Scan the data below for the string "icon". Copy every line where it appears.

Items from an interface collection:

════════

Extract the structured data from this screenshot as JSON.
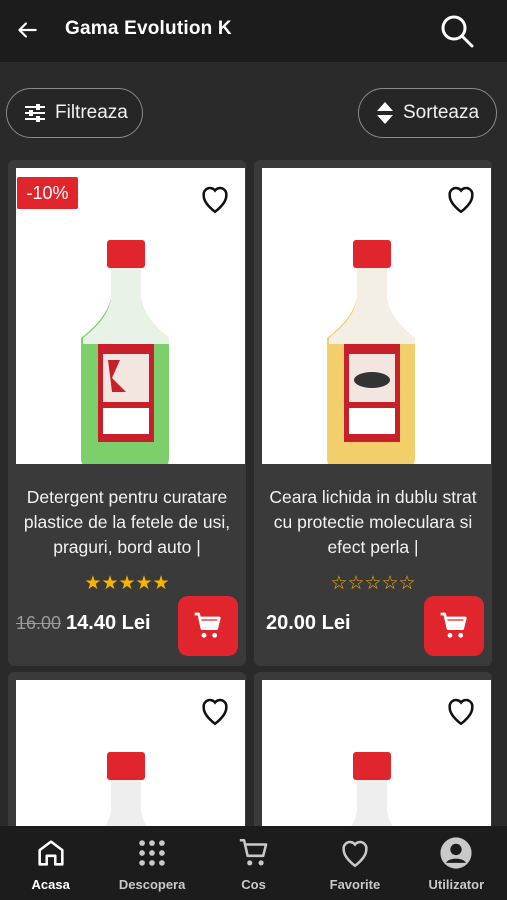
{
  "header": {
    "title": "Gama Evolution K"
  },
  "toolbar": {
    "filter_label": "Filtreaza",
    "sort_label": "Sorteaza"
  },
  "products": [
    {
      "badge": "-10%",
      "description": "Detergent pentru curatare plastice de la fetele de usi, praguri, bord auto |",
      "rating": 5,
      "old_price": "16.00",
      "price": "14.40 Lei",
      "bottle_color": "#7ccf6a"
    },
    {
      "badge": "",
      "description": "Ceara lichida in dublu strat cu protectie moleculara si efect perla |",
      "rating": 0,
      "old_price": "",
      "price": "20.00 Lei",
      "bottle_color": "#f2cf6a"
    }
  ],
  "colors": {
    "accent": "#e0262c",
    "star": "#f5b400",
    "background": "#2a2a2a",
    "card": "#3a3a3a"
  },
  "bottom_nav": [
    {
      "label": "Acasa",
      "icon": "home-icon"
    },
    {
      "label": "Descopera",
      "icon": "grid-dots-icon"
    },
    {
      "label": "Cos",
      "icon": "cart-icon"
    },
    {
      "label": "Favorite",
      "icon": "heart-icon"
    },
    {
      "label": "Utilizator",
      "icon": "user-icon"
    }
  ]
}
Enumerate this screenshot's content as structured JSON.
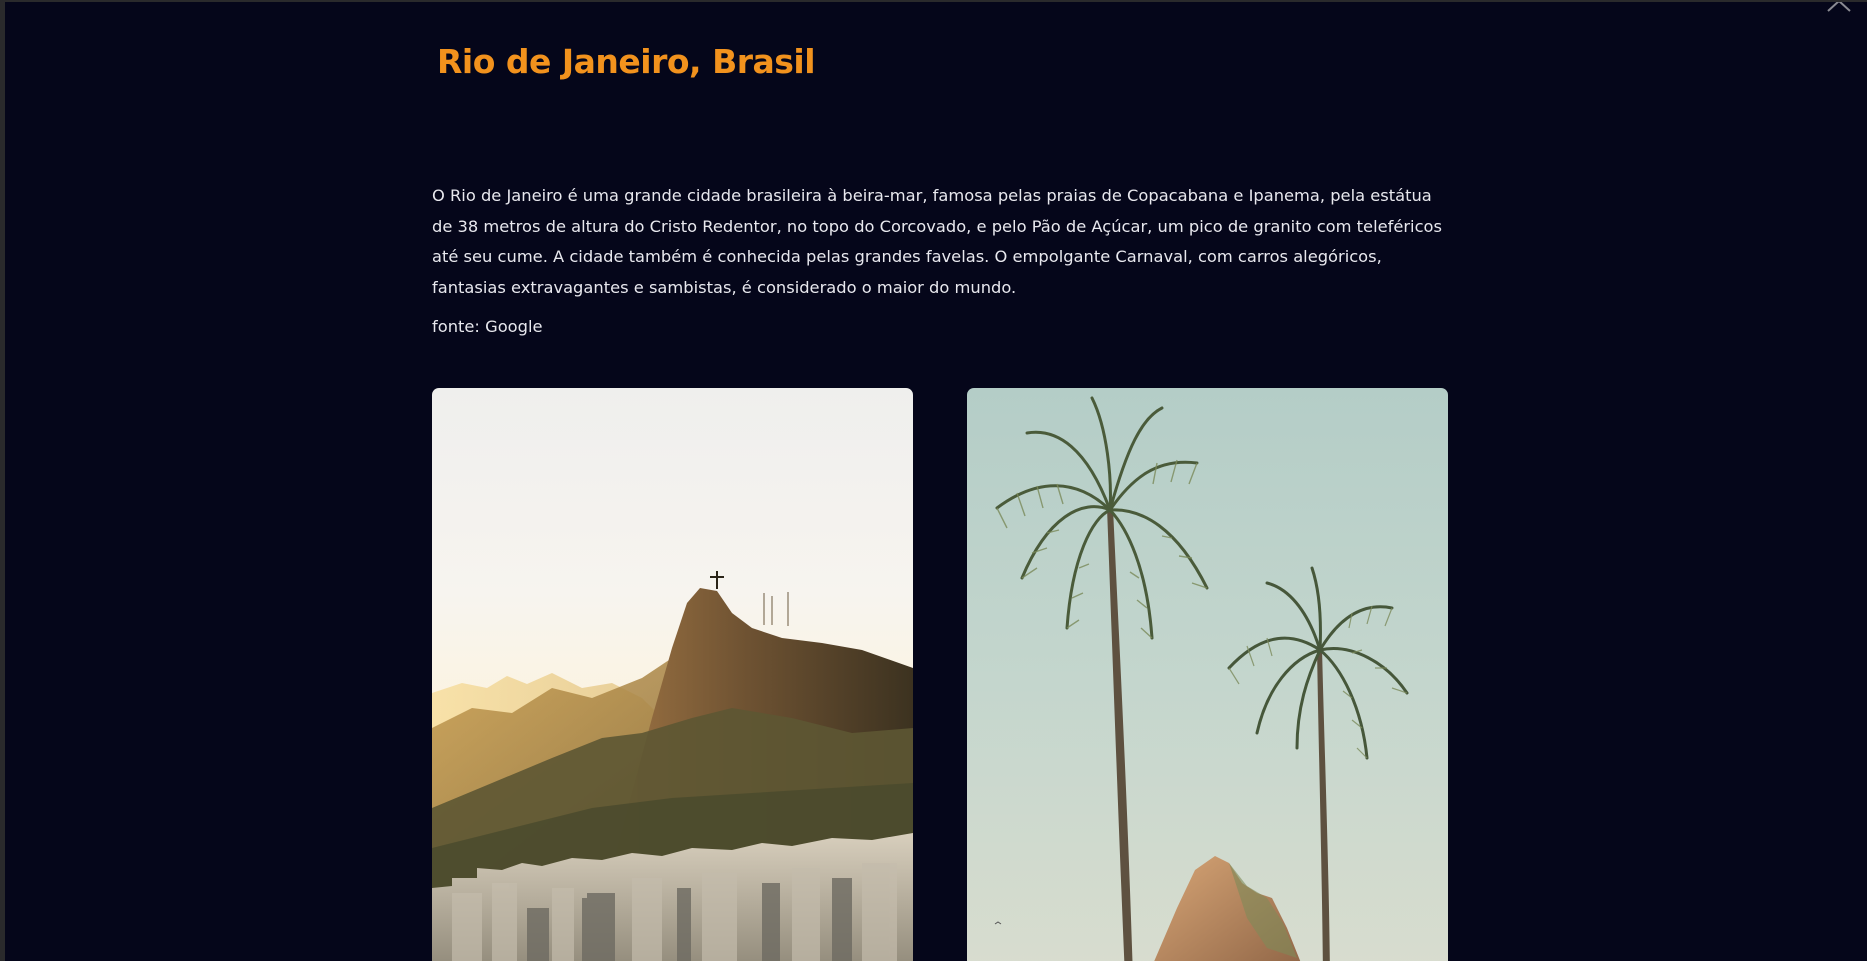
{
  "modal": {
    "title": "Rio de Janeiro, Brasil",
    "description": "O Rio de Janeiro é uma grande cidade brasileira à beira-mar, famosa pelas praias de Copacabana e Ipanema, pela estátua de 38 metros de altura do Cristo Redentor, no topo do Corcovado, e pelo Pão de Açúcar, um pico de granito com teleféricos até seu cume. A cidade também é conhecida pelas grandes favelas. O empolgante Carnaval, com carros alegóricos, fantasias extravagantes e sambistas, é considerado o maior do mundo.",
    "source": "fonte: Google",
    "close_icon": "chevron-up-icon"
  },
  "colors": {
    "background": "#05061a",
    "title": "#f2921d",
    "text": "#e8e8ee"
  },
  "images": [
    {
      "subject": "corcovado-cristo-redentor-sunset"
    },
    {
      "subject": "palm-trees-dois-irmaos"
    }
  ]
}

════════

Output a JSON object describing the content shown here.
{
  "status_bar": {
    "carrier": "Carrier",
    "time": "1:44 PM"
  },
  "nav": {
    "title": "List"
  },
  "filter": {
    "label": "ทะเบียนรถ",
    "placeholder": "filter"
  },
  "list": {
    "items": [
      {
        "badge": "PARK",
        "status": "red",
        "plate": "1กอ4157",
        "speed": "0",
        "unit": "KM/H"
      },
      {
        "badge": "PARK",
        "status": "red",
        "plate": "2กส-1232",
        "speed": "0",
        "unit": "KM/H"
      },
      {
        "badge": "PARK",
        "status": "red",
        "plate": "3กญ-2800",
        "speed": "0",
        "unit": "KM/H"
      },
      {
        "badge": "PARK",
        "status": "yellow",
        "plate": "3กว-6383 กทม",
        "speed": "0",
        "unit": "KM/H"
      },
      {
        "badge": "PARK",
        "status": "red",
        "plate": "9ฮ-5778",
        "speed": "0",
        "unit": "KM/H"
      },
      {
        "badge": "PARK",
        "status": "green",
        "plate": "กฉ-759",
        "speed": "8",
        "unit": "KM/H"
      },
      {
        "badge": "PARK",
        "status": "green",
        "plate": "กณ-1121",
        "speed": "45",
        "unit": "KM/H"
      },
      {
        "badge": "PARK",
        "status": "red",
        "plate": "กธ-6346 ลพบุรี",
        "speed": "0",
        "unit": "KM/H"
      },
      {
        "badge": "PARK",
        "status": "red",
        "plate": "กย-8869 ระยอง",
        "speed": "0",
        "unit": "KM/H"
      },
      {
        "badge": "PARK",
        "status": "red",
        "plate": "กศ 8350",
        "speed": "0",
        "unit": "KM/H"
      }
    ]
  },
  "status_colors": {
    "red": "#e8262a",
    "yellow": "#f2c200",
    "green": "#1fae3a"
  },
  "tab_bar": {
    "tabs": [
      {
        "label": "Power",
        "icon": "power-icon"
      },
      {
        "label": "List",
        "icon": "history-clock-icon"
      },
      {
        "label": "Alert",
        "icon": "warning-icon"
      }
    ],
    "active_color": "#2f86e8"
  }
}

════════

#### TASK SOLUTION:
      "icon": "home-icon"
      "icon": "grid-dots-icon"
      "icon": "cart-icon"
      "icon": "heart-icon"
      "icon": "user-icon"
    "close_icon": "chevron-up-icon"
        "icon": "power-icon"
        "icon": "history-clock-icon"
        "icon": "warning-icon"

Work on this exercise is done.